= Beginning of Section =

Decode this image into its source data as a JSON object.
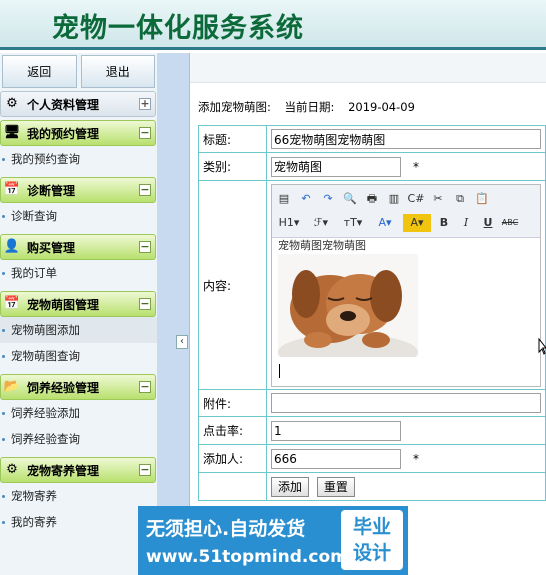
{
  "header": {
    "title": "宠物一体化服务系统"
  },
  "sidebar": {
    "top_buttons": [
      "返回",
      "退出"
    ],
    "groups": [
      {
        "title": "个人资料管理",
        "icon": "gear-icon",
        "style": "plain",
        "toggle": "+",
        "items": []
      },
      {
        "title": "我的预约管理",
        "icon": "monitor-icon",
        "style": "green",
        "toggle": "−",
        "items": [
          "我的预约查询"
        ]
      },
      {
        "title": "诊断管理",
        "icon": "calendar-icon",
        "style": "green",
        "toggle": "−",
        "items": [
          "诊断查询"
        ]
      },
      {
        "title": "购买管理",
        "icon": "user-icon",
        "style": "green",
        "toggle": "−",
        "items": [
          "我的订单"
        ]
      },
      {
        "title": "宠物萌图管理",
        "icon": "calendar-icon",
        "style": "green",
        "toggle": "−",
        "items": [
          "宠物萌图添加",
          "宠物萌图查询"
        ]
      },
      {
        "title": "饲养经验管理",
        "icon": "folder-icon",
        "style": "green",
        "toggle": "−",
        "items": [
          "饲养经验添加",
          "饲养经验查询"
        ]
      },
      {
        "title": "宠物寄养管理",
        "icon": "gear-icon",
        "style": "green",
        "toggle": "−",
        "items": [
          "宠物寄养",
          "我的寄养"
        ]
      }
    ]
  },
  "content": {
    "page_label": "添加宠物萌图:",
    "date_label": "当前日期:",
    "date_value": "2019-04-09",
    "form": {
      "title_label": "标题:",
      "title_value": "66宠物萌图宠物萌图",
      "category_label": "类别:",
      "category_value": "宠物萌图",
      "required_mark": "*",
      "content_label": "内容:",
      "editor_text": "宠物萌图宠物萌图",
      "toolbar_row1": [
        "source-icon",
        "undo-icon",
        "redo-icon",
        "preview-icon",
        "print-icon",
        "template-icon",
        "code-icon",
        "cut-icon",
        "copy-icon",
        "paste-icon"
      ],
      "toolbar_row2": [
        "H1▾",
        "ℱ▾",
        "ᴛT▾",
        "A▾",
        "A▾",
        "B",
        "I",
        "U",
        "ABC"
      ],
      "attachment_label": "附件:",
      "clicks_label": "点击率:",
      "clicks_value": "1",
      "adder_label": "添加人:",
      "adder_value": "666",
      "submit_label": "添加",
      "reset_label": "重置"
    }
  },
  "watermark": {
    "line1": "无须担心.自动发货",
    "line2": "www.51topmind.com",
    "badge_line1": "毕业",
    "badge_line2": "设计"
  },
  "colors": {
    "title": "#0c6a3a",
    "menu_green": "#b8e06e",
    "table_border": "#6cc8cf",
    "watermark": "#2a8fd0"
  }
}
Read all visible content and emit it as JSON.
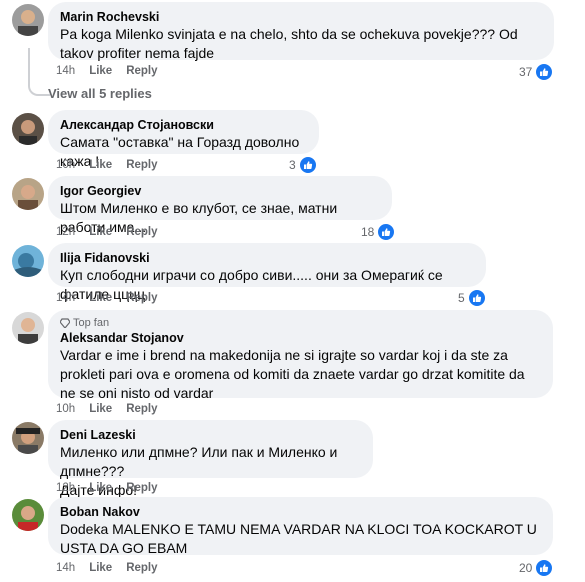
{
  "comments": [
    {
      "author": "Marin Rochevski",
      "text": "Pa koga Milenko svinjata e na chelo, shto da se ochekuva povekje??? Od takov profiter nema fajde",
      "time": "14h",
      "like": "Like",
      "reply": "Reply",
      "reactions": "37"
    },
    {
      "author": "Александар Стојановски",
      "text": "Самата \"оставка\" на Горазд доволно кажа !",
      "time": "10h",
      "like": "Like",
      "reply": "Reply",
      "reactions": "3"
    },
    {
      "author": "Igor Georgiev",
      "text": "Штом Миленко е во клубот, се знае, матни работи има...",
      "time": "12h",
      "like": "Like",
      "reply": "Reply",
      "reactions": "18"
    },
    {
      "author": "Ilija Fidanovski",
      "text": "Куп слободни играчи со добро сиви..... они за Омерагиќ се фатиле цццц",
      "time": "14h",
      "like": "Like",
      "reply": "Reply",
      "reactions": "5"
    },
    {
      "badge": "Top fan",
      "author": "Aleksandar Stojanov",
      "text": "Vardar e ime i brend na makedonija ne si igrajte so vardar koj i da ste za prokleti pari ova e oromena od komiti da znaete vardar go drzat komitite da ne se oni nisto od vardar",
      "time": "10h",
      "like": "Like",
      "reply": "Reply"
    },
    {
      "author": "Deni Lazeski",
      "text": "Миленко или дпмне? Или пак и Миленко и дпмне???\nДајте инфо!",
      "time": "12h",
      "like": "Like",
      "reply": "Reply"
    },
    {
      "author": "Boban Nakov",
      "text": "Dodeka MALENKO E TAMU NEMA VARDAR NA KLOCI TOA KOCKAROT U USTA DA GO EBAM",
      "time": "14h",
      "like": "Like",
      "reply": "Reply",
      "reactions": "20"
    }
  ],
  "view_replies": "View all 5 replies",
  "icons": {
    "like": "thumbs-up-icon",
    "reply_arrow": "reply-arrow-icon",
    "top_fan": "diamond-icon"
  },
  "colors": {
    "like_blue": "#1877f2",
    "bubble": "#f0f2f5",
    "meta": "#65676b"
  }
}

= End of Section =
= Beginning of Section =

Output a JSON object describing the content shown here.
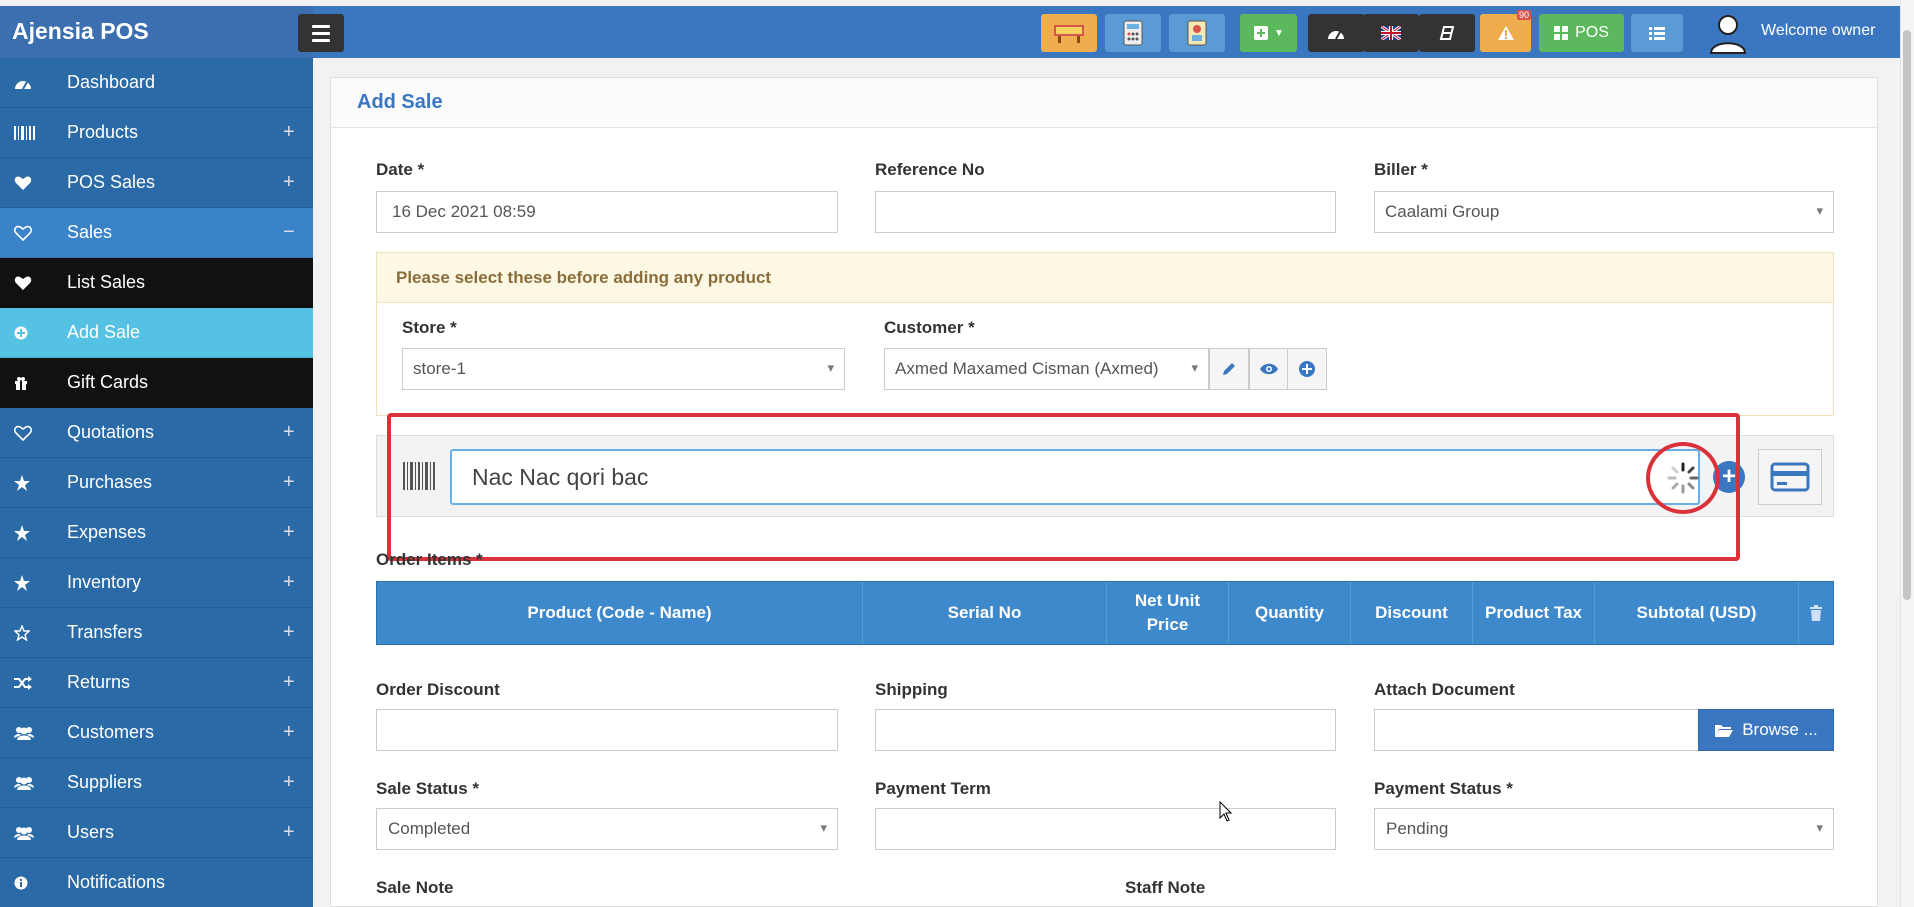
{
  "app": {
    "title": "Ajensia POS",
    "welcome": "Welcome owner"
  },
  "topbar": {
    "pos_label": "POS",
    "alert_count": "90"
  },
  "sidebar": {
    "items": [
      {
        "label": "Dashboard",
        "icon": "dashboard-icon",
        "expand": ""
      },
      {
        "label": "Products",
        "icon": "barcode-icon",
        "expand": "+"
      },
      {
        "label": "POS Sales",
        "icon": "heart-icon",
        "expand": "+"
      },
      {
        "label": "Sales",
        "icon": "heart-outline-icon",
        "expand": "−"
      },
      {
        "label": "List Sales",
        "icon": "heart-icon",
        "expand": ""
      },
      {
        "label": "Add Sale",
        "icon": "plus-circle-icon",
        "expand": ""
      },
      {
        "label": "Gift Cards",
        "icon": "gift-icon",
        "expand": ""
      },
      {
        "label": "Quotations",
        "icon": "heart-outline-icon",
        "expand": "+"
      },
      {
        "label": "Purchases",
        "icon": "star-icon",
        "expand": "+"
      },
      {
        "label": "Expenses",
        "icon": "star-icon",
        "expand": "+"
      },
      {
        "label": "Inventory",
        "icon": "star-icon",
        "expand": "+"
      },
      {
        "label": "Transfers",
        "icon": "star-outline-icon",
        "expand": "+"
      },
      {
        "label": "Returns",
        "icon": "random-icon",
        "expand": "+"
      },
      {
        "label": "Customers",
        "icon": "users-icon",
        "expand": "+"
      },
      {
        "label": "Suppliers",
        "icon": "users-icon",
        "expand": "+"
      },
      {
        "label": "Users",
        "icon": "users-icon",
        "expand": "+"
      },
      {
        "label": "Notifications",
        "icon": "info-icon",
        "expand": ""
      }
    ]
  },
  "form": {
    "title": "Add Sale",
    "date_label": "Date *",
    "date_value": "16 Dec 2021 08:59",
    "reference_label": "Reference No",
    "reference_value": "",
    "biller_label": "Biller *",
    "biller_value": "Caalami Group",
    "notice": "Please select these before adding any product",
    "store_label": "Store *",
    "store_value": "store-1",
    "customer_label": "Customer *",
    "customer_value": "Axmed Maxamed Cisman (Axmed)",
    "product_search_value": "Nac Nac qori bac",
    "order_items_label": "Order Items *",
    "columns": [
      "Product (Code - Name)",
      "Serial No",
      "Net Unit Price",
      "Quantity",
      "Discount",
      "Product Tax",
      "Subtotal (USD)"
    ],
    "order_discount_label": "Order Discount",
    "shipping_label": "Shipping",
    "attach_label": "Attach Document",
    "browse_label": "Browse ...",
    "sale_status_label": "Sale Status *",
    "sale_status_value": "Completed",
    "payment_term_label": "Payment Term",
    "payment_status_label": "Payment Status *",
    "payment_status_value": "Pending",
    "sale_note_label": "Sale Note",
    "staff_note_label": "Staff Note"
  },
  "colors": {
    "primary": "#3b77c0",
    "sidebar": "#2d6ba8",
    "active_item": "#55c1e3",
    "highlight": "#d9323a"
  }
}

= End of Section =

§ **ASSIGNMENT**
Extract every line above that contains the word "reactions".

§ **WRITTEN REPLY**
      "reactions": "37"
      "reactions": "3"
      "reactions": "18"
      "reactions": "5"
      "reactions": "20"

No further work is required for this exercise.